**Task inputs**

= = = =

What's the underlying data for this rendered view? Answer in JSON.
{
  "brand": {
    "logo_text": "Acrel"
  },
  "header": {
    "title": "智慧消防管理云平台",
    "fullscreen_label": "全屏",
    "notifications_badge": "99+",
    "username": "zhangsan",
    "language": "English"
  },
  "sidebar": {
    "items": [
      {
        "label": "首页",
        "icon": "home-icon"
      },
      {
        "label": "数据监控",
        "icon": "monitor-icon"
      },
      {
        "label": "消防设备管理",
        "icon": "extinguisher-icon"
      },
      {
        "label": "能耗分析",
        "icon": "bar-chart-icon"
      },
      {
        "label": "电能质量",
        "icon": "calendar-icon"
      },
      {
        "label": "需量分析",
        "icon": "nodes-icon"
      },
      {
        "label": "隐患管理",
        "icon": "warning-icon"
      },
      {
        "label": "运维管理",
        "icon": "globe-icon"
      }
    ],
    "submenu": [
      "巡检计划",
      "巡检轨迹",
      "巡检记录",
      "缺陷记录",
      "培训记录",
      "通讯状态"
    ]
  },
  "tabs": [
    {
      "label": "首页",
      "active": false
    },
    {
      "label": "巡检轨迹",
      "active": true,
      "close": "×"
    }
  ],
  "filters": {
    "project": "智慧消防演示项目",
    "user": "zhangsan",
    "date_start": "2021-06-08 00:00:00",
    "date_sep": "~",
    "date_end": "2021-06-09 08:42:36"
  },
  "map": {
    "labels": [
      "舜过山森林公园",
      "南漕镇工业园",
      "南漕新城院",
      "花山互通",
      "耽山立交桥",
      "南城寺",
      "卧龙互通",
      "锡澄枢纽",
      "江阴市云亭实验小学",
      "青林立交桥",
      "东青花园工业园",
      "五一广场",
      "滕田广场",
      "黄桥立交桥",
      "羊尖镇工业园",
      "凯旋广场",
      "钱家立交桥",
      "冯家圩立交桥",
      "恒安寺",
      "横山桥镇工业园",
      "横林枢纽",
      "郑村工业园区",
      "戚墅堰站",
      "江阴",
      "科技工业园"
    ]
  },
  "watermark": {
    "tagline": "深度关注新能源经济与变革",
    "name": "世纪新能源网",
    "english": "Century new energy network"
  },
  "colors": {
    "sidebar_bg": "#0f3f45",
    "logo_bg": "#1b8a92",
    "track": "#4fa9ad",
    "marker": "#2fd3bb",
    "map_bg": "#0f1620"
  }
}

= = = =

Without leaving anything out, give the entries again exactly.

**Expected output**
What's the underlying data for this rendered view? Answer in JSON.
{
  "brand": {
    "logo_text": "Acrel"
  },
  "header": {
    "title": "智慧消防管理云平台",
    "fullscreen_label": "全屏",
    "notifications_badge": "99+",
    "username": "zhangsan",
    "language": "English"
  },
  "sidebar": {
    "items": [
      {
        "label": "首页",
        "icon": "home-icon"
      },
      {
        "label": "数据监控",
        "icon": "monitor-icon"
      },
      {
        "label": "消防设备管理",
        "icon": "extinguisher-icon"
      },
      {
        "label": "能耗分析",
        "icon": "bar-chart-icon"
      },
      {
        "label": "电能质量",
        "icon": "calendar-icon"
      },
      {
        "label": "需量分析",
        "icon": "nodes-icon"
      },
      {
        "label": "隐患管理",
        "icon": "warning-icon"
      },
      {
        "label": "运维管理",
        "icon": "globe-icon"
      }
    ],
    "submenu": [
      "巡检计划",
      "巡检轨迹",
      "巡检记录",
      "缺陷记录",
      "培训记录",
      "通讯状态"
    ]
  },
  "tabs": [
    {
      "label": "首页",
      "active": false
    },
    {
      "label": "巡检轨迹",
      "active": true,
      "close": "×"
    }
  ],
  "filters": {
    "project": "智慧消防演示项目",
    "user": "zhangsan",
    "date_start": "2021-06-08 00:00:00",
    "date_sep": "~",
    "date_end": "2021-06-09 08:42:36"
  },
  "map": {
    "labels": [
      "舜过山森林公园",
      "南漕镇工业园",
      "南漕新城院",
      "花山互通",
      "耽山立交桥",
      "南城寺",
      "卧龙互通",
      "锡澄枢纽",
      "江阴市云亭实验小学",
      "青林立交桥",
      "东青花园工业园",
      "五一广场",
      "滕田广场",
      "黄桥立交桥",
      "羊尖镇工业园",
      "凯旋广场",
      "钱家立交桥",
      "冯家圩立交桥",
      "恒安寺",
      "横山桥镇工业园",
      "横林枢纽",
      "郑村工业园区",
      "戚墅堰站",
      "江阴",
      "科技工业园"
    ]
  },
  "watermark": {
    "tagline": "深度关注新能源经济与变革",
    "name": "世纪新能源网",
    "english": "Century new energy network"
  },
  "colors": {
    "sidebar_bg": "#0f3f45",
    "logo_bg": "#1b8a92",
    "track": "#4fa9ad",
    "marker": "#2fd3bb",
    "map_bg": "#0f1620"
  }
}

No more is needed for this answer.